November 13, 2012

EVEN as the ruling party tries to make what political capital it can out of the Asghar Khan case, it will probably not be able to sweep under the carpet the real question: who will punish the generals? If Nawaz Sharif and other politicians took bribes to rig polls, who doled out those bribes? And here’s another complication: at whose direction was the money handed out? For all the temptation to use the case to make the main opposition look bad before the general elections, the ruling party knows it will look just as bad if it tries to implement only those parts of the Supreme Court verdict that suit it best. Because along with sordid tales of how low Pakistani politicians can go, there are two other important things at stake as the IJI saga unfolds in all its gory detail: the government’s courage in the face of the military, and its willingness to accept that a Pakistani president should not be involved in politics.

Perhaps that is why the FIA has yet to start investigating who received the money, despite the ruling party’s protests about the evil machinations of the PPPs opponents and the PML-N itself now courting a probe. For the opposition party, this appears to be a reasonable political gamble at the moment: invite accountability, betting that the ruling party will not have the fortitude to open up a can of worms that will require trying retired but very senior army generals and will also invite more questions about the PPP co-chairman’s occupancy of the presidency. Add to this the assessment that concrete proof about who received bribes will be hard to come by, and the opposition’s push for an investigation emerges as a reasonable risk-reward calculation.
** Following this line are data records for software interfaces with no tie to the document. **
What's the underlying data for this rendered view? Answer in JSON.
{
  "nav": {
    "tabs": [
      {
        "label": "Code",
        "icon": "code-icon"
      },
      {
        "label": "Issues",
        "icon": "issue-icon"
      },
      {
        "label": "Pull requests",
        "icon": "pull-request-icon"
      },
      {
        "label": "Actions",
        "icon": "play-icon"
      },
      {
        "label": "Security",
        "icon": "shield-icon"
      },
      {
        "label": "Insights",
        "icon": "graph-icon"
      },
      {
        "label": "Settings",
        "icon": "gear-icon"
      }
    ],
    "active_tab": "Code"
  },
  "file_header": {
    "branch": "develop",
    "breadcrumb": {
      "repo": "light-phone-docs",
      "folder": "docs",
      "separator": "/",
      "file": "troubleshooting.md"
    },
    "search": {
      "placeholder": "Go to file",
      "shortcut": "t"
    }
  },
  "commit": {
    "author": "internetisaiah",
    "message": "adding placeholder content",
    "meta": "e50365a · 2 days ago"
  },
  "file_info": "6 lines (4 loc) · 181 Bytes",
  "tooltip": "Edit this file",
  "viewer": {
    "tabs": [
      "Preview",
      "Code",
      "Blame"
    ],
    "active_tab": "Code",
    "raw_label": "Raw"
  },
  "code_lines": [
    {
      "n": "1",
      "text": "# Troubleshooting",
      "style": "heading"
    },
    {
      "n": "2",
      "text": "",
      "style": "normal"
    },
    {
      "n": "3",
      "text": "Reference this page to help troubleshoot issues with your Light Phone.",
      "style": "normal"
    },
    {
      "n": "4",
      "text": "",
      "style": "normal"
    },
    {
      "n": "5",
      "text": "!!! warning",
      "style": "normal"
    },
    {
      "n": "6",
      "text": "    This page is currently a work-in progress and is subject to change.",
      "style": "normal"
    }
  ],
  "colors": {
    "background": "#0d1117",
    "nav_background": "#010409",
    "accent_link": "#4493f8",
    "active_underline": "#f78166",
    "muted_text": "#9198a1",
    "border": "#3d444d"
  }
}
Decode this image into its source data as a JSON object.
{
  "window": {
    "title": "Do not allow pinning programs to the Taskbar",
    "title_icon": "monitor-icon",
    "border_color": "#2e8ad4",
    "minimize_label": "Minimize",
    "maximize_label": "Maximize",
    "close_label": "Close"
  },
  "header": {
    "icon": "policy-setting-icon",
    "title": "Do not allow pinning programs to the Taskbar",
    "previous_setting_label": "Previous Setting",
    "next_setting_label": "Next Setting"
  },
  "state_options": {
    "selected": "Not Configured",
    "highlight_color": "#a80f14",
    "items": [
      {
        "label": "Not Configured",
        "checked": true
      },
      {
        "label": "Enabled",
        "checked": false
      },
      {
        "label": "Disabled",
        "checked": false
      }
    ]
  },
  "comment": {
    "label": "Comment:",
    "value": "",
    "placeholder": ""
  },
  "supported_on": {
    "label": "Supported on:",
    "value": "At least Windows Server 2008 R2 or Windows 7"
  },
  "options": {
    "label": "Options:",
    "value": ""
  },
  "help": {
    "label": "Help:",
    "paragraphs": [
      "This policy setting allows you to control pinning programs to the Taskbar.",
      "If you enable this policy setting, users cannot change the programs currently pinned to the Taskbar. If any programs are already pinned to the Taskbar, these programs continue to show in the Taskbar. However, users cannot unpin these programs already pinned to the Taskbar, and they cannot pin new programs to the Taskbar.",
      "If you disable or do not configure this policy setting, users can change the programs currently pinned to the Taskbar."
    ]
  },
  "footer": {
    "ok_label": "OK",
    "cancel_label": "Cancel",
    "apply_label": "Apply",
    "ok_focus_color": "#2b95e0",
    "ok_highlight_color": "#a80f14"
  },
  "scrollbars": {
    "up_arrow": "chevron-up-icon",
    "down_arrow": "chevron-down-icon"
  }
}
But that is consistent with the opposition’s primary goal at the moment — performing well in the general elections. For a ruling party that claims to have achieved a milestone for Pakistani democracy, something more last-ing should be at stake. Through a combination of its own political savvy and because of the leanings of the current chiefs of the military and the judiciary, the government and the president have managed to bring the country to the brink of completing a full democratic tenure. But during that time they have hardly been willing or able to assert their authority as the military’s commanders. This could be the last real test of the current set-up’s commitment to democracy. With just a few months left to go, a civilian trial of generals Beg and Durrani, rather than leaving their fate to the military, would add to a lasting legacy.